The sculpture has been brought to life thanks to a joint project between Porirua City Council and the Porirua Community Arts Council (PCAC). 

The Council has provided the essential engineering, manufacturing support and part finance for the project, as part of the Annual Plan.  

Pātaka Director Reuben Friend says the sculpture is another step towards completing a project that is a great addition to the cultural landscape of Porirua. 

“Porirua’s arts and culture scene continues to go from strength to strength, as the city’s reputation as a destination grows across the region and nationwide. 

“This project adds to that reputation, by providing visitors with a unique insight into the strong arts and culture heritage of Porirua. 

“It also reflects the commitment of both the Council and the city’s arts community to recognise and bring Porirua’s rich history of the written word to the fore.” 

Village Projects Coordinator Bill Inge says Council has contributed around $22,000 of the $50,000 budget for the sculpture, with PCAC raising the rest.  

He says the Council’s involvement with and support for the project reflected its commitment to meeting one of its strategic priorities, Te Awarua-o-Porirua Harbour. 

“The Writers’ Walk is a great community resource, and sitting as it does right next to our harbour helps to highlight the important role it has to play in the life of our city. 

“As a Council it’s been great to be able to support a project that brings the harbour and the vibrant culture of Porirua together in such a beneficial and productive way.” 

The sculpture was designed by PCAC member Michael Bennington, and will be officially opened on Saturday 13 July at 8.30am.


Porirua painter encourages artists to enter city art awards
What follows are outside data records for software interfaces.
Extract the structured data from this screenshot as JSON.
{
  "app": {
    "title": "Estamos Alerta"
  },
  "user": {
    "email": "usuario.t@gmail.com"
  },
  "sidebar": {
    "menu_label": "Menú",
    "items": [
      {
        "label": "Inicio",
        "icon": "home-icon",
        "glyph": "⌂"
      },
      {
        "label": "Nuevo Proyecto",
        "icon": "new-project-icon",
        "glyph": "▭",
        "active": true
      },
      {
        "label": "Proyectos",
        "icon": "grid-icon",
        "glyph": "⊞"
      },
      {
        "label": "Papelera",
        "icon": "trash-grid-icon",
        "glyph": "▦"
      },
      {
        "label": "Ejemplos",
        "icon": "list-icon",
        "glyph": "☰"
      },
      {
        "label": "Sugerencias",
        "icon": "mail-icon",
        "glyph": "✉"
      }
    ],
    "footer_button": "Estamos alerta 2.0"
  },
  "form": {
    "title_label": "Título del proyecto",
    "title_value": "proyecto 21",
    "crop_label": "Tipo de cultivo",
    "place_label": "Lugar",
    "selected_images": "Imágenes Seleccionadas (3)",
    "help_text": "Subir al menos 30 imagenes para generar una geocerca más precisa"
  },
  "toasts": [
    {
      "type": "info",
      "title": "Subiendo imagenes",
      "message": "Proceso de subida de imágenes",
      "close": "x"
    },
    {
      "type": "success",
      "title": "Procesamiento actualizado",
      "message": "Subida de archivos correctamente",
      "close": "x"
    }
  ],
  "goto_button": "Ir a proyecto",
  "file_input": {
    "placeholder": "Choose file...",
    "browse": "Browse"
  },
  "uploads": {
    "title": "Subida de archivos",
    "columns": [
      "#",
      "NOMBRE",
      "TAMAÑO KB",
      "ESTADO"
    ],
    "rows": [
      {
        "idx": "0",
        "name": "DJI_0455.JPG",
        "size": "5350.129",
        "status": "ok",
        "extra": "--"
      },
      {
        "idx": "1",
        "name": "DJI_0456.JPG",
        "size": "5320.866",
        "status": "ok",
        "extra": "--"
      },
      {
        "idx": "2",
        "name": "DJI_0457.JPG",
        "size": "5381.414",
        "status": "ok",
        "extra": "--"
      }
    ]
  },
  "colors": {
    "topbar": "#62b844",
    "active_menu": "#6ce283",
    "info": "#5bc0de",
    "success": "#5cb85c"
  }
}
Porirua painter encourages artists to enter city art awards

An upcoming Porirua painter who has seen her star rise thanks to the Friends of Pātaka Art Awards is encouraging budding artists to enter. 

Entries are now open for the annual art awards, that throws the spotlight on the work of local artists with connections to Porirua. 

The six categories are open to any original artwork in any medium completed in the last 12 months, by any artist living, working or studying in Porirua City.